Sterk said the provincial Green Party is facing an ominous battle in its efforts to ramp up for what could be a snap election call, which she said could take place as early as Sept. 6 for an Oct. 4 election date to not interfere with the scheduled municipal elections in November.
“We were working on a four-year strategy that was based on a May 2013 election, but everything has changed now, that plan had to be tossed out the window,” said Sterk, the party leader since 2007. “No matter what, we need to identify our candidates so they are prepared for a fall election, but anticipate we could go as far as a spring election, a fall election in 2012 or even the fixed election date, which is May 14, 2013. That’s a lot to ask of a candidate and a lot to ask as a team.”
In the most recent provincial election in May 2009, the Green Party finished third overall with 8.1 per cent of the popular vote, but no candidates were elected. Green candidates finished in third place in all 14 Island ridings.
Sterk said trying to rally 200 to 600 volunteers per riding to support candidates to run against NDP and Liberal incumbents is the party’s biggest task.
“We need to have these people in place and ready to communicate our policy,” she said. “That’s a huge challenge to accomplish in such a short period of time.”
Harold Henn, a Green supporter since 1983, said the party will have difficulty gaining traction if the national media continues to ignore it.
“They’ve ignored us, completely left us out of the conversation,” said Henn. “I think our party has earned respect on a provincial and federal level and we’re just not getting it from the media.”
The federal Greens have had more success, but only slightly.
After party leader Elizabeth May was elected to the House of Commons in May, the Greens have gained confidence in getting more candidates elected, but they aren’t relying on invites from national TV stations to participate in future television debates.
“We’re not counting on it,” said Carr, who helped co-found the Green Party of British Columbia and worked as its leader from 1983 to 1985 and 2000-06. “We put a tremendous amount of resources into Elizabeth’s campaign win, resources we couldn’t possibly provide for every candidate. But we proved we can win, we got our foot in the door, and we’re not going to let it close on us.”
In the 2011 federal election, Carr finished with 15.4 per cent of the vote to finish in fourth place behind the Liberals, Conservatives and NDP in her riding of Vancouver Centre. She ran federally for the first time in 2008.

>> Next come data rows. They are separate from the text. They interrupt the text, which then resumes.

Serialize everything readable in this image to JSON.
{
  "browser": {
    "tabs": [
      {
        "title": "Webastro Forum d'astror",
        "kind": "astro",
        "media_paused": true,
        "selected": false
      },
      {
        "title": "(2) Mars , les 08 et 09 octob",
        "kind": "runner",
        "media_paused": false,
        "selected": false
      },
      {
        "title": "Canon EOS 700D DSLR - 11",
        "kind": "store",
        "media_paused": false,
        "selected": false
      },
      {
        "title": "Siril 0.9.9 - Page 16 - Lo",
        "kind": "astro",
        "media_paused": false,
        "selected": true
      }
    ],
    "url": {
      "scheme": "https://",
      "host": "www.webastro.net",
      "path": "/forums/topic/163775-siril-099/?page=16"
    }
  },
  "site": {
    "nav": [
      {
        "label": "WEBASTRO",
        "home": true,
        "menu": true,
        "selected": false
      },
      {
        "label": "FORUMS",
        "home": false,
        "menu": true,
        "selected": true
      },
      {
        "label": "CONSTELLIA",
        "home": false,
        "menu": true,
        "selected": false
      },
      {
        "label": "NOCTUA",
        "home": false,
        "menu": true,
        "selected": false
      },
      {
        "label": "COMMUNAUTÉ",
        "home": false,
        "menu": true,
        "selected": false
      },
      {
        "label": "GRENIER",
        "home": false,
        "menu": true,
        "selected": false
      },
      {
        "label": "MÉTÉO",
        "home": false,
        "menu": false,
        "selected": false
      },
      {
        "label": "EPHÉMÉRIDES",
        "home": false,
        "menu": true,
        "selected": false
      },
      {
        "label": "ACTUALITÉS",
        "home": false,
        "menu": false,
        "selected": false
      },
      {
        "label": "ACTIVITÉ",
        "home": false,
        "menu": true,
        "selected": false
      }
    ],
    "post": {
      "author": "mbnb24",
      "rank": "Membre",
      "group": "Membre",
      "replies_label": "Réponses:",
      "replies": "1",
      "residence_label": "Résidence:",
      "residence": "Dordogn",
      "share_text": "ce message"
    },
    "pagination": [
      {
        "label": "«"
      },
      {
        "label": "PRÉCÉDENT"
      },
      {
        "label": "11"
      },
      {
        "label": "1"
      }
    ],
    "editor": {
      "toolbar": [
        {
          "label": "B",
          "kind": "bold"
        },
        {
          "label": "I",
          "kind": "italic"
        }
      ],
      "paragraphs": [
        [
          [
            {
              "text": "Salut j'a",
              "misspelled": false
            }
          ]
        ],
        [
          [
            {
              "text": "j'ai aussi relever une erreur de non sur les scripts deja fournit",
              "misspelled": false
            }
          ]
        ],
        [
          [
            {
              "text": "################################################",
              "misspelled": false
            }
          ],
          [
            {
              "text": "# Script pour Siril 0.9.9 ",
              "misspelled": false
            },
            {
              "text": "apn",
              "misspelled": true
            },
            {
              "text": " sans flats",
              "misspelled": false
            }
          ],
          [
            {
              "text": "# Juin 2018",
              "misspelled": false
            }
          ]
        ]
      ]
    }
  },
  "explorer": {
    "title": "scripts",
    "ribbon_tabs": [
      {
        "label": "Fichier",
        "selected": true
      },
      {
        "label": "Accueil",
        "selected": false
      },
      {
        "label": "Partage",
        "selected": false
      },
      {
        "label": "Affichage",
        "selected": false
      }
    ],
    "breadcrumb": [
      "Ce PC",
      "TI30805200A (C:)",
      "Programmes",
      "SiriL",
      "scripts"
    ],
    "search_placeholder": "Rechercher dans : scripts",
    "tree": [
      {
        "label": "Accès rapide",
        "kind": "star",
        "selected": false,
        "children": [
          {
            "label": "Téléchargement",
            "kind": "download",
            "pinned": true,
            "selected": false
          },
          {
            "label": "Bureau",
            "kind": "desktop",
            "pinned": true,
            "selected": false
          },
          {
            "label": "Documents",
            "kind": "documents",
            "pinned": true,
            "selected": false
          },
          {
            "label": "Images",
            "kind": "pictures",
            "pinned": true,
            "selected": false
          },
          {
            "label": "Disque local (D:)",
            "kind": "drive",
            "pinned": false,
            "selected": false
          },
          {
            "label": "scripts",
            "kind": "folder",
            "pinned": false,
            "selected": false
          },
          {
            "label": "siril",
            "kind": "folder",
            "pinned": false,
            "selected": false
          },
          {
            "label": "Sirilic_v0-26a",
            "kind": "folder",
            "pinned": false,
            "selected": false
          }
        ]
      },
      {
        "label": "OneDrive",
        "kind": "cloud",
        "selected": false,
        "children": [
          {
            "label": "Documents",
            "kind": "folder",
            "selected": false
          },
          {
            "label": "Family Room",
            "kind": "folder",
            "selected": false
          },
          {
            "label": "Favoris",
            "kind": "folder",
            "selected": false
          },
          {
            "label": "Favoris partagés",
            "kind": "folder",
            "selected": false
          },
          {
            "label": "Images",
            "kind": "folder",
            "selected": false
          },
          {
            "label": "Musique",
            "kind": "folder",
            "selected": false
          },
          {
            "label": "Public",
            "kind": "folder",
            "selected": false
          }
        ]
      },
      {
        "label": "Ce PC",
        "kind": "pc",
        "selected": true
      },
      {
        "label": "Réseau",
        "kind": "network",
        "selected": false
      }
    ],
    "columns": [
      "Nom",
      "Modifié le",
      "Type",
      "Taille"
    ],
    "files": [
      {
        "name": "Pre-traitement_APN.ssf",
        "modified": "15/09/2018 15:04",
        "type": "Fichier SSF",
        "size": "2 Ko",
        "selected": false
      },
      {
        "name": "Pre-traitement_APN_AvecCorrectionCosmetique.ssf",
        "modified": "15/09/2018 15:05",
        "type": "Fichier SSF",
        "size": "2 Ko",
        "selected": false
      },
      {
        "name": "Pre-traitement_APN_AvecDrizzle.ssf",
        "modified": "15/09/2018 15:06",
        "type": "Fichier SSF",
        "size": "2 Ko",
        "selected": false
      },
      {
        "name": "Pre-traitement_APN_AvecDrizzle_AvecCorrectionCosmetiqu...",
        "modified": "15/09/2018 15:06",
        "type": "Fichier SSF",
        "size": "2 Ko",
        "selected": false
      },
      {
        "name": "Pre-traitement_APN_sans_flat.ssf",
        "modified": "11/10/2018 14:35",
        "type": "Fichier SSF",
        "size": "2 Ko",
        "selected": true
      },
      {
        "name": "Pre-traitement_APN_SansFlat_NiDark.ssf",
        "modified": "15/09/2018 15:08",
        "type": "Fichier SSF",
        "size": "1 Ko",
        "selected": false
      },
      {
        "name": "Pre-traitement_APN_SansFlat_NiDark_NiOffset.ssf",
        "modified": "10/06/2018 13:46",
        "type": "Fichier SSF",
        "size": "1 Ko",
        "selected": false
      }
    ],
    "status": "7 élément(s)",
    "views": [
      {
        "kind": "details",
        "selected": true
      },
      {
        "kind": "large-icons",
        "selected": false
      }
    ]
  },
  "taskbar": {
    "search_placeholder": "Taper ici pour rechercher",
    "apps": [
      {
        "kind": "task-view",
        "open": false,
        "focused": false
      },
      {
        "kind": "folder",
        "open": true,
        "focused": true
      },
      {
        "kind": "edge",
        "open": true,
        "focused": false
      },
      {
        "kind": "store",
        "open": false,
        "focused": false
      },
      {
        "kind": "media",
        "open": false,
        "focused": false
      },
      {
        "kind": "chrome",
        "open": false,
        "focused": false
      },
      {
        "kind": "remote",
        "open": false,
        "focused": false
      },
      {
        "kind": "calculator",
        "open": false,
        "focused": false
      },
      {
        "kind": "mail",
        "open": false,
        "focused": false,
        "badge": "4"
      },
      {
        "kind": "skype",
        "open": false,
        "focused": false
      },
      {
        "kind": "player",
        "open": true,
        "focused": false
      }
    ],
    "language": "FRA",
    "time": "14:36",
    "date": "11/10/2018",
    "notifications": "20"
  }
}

Wearing a pale green jacket and thumbing away at a bright green Blackberry, Carr told the News Bulletin funding will be the party’s biggest challenge after the Conservative Party eliminated voter-direct financing.
“The per-vote and voter-directed financing was a beautiful part and a very democratic part of our voting system and I’m really chagrined to see the Conservatives have maligned and misrepresented the fact that each voter, by voting for a party, sent just a tiny bit of their taxes our way, to a party they voted for,” she said.
Carr, the head of the party’s fundraising committee, said that will leave the party on its own to make up for the $1.8 million in lost revenue.
“It’s 15,000 people giving $10 a month, so it’s not so bad when you break it down that way,” she said. “But we’ll be moving forward with a solid plan that supports our grassroots and our associations.”
The Green vision at all levels of government includes a green economy, cutting wasteful subsidies, building communities and families and protecting the environment.